Both panels were marking up bills Thursday that would repeal the SGR and replace it with a system moving Medicare toward value-based payments.

Doctors who serve Medicare patients are facing a pay cut of about 20 percent at the end of the year unless Congress acts.

While some lawmakers expected in the spring to approve a permanent "doc fix" by Dec. 31, that agenda was overtaken by the government shutdown and several other must-pass bills.

Now, a three-month "doc fix" could be passed alongside the budget agreement announced this week by Sen. Patty MurrayPatricia (Patty) Lynn MurrayLawmakers eye retirement help for gig economy workers Overnight Regulation: Labor Department reportedly hid unfavorable report on tip-pooling rule | NY plans to sue EPA over water rule | Senators urge FTC to probe company selling fake Twitter followers Trump's vows to take on drug prices, opioids draw skepticism MORE (D-Wash.) and Rep. Paul RyanPaul Davis RyanMcConnell: 'Whoever gets to 60 wins' on immigration Overnight Defense: Latest on spending fight - House passes stopgap with defense money while Senate nears two-year budget deal | Pentagon planning military parade for Trump | Afghan war will cost B in 2018 House passes stopgap spending measure with defense money MORE (R-Wis.), setting the stage for SGR repeal next year.

House Ways and Means Committee Chairman Dave Camp (R-Mich.) noted that the time is ripe, given that the cost of overhauling the system is very low.

"The Congressional Budget Office has lowered the estimated cost of replacing the SGR to just over $116 billion over 10 years — more than half of the cost two years ago," Camp said.

The difficulty for lawmakers is finding and agreeing to pay-fors to offset the cost of reform. Healthcare stakeholders are tired of cuts and wary of any deal that might target them.

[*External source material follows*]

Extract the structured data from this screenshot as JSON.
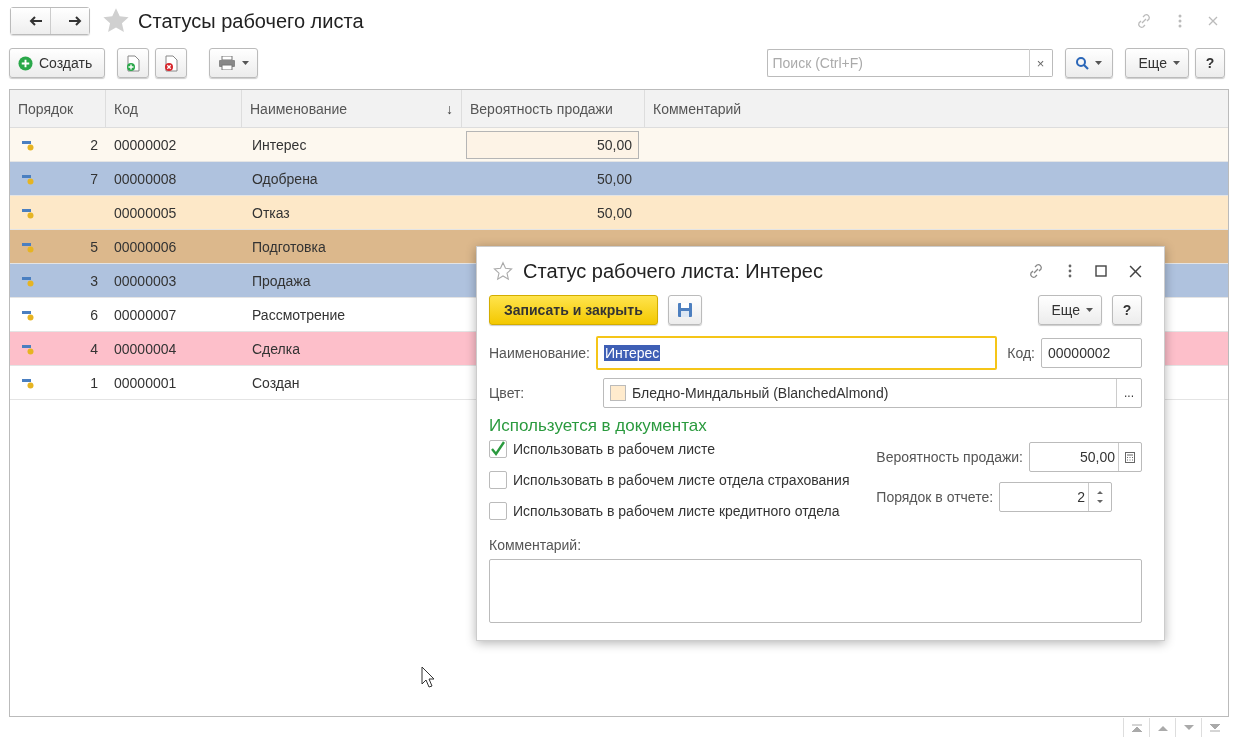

Senate Finance Committee ranking member Orrin HatchOrrin Grant HatchOvernight Tech: Uber exec says 'no justification' for covering up hack | Apple considers battery rebates | Regulators talk bitcoin | SpaceX launches world's most powerful rocket Overnight Cybersecurity: Tillerson proposes new cyber bureau at State | Senate bill would clarify cross-border data rules | Uber exec says 'no justification' for covering up breach Hatch introduces bipartisan bill to clarify cross-border data policies MORE (R-Utah) emphasized that the bill would be paid for, "period," and said those discussions would take place once the bills pass out of committee.